some images © V. Gilbert & Arlisle F. Beers

Please note: I did not design the reading plan that I am following in my blog.  All of my comments in this blog, however, are solely my responsibility.  When reading ANY commentary, you should ALWAYS refer first to the scripture, which is God’s unchanging and unfailing word. Reading schedules, as well as a link to the site where you can get the reading plan that I’m currently following for yourself can be found on the “Bible Reading Schedules” page of my website at http://graceofourlord.com.  For questions and help, please see the “FAQ” and “Summaries” pages there.

Luke 20 – The Wicked Tenants
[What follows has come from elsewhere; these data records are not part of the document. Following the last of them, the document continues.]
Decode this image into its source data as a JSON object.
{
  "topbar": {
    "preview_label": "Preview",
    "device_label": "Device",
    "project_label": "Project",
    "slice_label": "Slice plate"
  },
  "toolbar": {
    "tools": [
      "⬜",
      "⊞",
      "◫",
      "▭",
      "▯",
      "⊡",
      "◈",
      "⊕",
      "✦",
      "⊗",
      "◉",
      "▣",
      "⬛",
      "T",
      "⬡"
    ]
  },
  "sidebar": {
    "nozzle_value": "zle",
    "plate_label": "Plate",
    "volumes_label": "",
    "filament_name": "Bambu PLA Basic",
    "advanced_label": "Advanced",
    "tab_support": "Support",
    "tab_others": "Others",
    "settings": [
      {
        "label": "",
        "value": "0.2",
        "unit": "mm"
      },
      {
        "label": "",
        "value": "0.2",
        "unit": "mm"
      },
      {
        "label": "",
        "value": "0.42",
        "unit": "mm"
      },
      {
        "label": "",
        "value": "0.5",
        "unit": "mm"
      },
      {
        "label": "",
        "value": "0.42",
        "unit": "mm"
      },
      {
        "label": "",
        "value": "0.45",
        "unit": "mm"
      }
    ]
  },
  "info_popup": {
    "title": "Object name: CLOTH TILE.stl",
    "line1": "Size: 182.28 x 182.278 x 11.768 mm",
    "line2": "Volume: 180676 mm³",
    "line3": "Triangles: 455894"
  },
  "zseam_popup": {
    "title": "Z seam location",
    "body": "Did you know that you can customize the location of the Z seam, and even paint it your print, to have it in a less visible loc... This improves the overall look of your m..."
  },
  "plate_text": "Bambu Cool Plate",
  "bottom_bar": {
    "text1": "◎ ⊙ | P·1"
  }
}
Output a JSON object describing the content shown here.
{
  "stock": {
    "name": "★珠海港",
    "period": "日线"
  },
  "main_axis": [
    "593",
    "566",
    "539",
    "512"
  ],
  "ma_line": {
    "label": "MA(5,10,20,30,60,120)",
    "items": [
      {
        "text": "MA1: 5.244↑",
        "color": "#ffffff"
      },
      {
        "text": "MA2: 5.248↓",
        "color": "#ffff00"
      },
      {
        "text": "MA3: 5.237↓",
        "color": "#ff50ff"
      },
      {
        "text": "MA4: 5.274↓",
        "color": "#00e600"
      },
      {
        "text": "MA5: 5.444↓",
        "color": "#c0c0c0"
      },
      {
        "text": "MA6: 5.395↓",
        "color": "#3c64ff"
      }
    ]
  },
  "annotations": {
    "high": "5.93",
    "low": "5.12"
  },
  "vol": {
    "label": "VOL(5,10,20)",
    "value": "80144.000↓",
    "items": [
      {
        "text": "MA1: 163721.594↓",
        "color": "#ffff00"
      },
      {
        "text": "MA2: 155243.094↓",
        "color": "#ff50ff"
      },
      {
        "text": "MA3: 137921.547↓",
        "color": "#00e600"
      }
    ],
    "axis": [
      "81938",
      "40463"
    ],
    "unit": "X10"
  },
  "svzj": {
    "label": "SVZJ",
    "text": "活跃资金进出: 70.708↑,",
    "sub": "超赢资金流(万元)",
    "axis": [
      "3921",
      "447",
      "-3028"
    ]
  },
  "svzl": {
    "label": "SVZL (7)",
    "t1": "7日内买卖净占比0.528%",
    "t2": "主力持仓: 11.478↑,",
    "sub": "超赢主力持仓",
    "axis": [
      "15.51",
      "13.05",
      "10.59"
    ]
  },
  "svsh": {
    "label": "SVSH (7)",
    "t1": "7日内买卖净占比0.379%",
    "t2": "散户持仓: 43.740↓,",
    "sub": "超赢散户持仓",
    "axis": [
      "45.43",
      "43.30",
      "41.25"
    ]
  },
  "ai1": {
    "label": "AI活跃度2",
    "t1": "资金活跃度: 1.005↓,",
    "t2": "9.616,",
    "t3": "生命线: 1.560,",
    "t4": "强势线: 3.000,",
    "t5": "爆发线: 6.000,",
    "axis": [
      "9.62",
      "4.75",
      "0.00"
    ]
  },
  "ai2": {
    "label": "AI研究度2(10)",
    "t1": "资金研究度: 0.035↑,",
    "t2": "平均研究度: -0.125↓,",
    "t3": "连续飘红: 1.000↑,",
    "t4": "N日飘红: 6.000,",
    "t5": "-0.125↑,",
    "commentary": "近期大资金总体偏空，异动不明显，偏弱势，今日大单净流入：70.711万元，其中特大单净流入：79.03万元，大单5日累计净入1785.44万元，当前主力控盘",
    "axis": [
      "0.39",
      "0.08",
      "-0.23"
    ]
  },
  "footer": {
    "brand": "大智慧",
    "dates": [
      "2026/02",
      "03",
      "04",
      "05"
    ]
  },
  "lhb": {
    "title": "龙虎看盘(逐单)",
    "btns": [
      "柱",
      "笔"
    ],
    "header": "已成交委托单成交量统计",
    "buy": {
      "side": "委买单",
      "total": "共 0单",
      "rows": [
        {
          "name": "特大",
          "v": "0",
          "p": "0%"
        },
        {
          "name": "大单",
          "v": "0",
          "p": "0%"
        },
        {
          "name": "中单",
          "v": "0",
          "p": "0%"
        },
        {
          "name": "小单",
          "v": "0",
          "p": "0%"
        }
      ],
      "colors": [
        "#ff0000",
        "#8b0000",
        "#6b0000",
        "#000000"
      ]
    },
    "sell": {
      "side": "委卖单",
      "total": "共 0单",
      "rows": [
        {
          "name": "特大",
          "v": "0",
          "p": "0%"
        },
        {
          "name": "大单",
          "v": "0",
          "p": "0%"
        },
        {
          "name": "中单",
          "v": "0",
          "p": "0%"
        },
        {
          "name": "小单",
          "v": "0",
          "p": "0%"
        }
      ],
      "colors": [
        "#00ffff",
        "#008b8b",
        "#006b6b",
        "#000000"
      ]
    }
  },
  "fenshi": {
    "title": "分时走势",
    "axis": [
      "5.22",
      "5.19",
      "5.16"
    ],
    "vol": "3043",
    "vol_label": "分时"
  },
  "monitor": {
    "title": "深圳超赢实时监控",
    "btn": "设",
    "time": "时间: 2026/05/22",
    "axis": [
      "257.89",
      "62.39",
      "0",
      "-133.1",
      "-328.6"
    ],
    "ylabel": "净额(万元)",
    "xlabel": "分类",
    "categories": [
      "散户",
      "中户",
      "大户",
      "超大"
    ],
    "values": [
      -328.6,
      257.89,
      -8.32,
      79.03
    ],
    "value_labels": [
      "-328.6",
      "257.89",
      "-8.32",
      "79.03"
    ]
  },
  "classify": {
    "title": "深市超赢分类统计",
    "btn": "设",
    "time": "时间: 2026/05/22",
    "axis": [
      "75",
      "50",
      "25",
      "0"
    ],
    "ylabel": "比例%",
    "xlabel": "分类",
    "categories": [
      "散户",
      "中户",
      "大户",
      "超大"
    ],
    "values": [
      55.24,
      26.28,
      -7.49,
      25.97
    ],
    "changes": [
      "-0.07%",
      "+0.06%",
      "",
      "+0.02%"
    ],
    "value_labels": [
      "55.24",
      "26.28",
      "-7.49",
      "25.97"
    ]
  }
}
In Jesus’ parable; wicked vineyard tenants murdered servants the owner had sent, and eventually murdered the owner’s son. This was an illustration of the wicked leaders who would murder God’s own Son, Jesus (Matthew 21:33-46).

In the parable of the wicked tenants in verses 9-16 , the word for owner in the “owner of the vineyard” is the same as “lord.”  The three servants he sent to the tenants represent the prophets.  The fruit of the vineyards they are seeking represents Israel’s obedience to God.  Then, sending his “beloved son” reminds us of what God said (“This is my beloved Son…”) at Jesus’ baptism in Matthew 3:17.  The tenants killing the owner’s son alludes to His coming death.  When Jesus says that the vineyard owner would come and destroy those tenants, it seems likely to be referring first to the destruction of Jerusalem that will come in A.D. 70. But in a larger sense, it speaks to the final judgment.  Those hearing the parable say “Surely not!” as they perceive that the parable applies to the people of Israel.  Would God take away the land and give it to other people?  But He looks directly at them and says ““What then is this that is written:
“The stone that the builders rejected
has become the cornerstone?”
This is from Psalm 118:22, referred to as well in Isaiah 28:16, and is quoted by Peter in Acts 4:11 and 1 Peter 2:7.

A denarius minted circa 18 BC. Obverse: CAESAR...

A denarius minted circa 18 BC. Obverse: CAESAR AVGVSTVS; reverse: DIVVSIVLIV(S) (Photo credit: Wikipedia)

In verse 19, the scribes and chief priests were predictably angry, as they knew the parable was directed at them.  So they sent people to try to trap him with sedition against the Roman government.  Jesus’ answer in verse 25 was “render to Caesar the things that are Caesar’s, and to God the things that are God’s.” This can be read in different ways, given that He had asked whose image was on the denarius.  One interpretation is that we are made in God’s image, and thus we must render ourselves to God’s service.

The Sadducees do not believe in the resurrection, so they try to test him in verses 27-33 with a scenario revolving around the teaching of Moses.  But in verse 37 (and in Matthew 22:31-32) Jesus quotes Moses’ encounter with God at the burning bush in Exodus 3:6, explaining that God is the God of the living.

Read or listen to audio of ESV version of this selection from this link.

/Bob’s boy
___________________
some images © V. Gilbert & Arlisle F. Beers

Please note: I did not design the reading plan that I am following in my blog.  All of my comments in this blog, however, are solely my responsibility.  When reading ANY commentary, you should ALWAYS refer first to the scripture, which is God’s unchanging and unfailing word. Reading schedules, as well as a link to the site where you can get the reading plan that I’m currently following for yourself can be found on the “Bible Reading Schedules” page of my website at http://graceofourlord.com.  For questions and help, please see the “FAQ” and “Summaries” pages there.